Historian David Steinmetz describes the terror which Luther experienced at these times as a fear that “God had turned his back on him once and for all,” abandoning him “to suffer the pains of hell.” Feeling “alone in the universe,” Luther “doubted his own faith, his own mission, and the goodness of God—doubts which, because they verged on blasphemy, drove him deeper and deeper” into despair. His prayers met a “wall of indifferent silence.” He experienced heart palpitations, crying spells and profuse sweating. He was convinced that he would die soon and go straight to hell. “For more than a week I was close to the gates of death and hell. I trembled in all my members. Christ was wholly lost. I was shaken by desperation and blasphemy of God.’” His faith was as if it had never been. He “despised himself and murmured against God.” Indeed, his friend Philip Melanchthon said that the terrors afflicting Luther became so severe that he almost died. The term “spiritual warfare” seems apt. Continue reading
H/t to scientia et sapientia for alerting me to Baylor prof Roger Olson’s suggestion that perhaps Protestants today should take C S Lewis’s cue and consider the possibility of a purgatory-like intermediate state between death and heaven. You’ll see a variety of responses, some quite heated, at Roger’s blog.
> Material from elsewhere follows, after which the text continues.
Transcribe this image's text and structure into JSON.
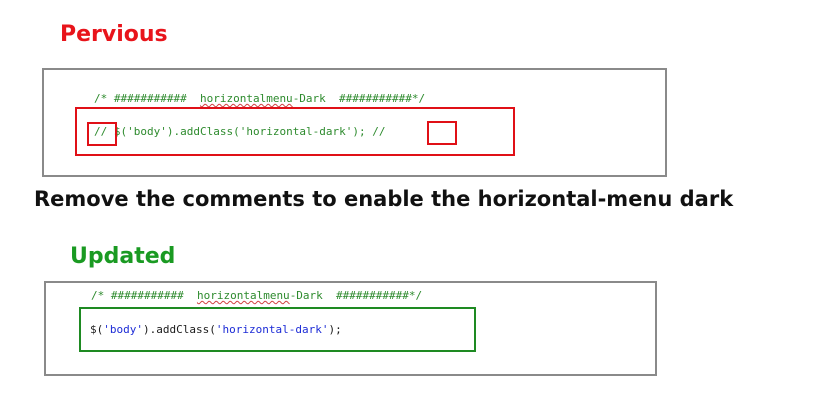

Also, scientia links a thoughtful critical response from Dallas Seminary grad and theological educator Michael Patton.
Roger’s proposal emerges from his understanding that there are “saints” in the history of Christianity–he singles out Augustine and Calvin, among others–who did terrible, hate-filled things. Do those people (or anyone else with such extreme “baggage”) get to leap straight from their deathbeds to the presence of the Holy God? Here are a few brief excerpts from Roger’s reflection: Continue reading
Posted in Medieval Wisdom for Modern Protestants
Tagged Augustine of Hippo, Balthasar Hubmaier, C S Lewis, grace, heaven, John Calvin, judgment, Martin Luther, purgatory, Roger Olson, Roman Catholicism, sin, Spirituality, Ulrich Zwingli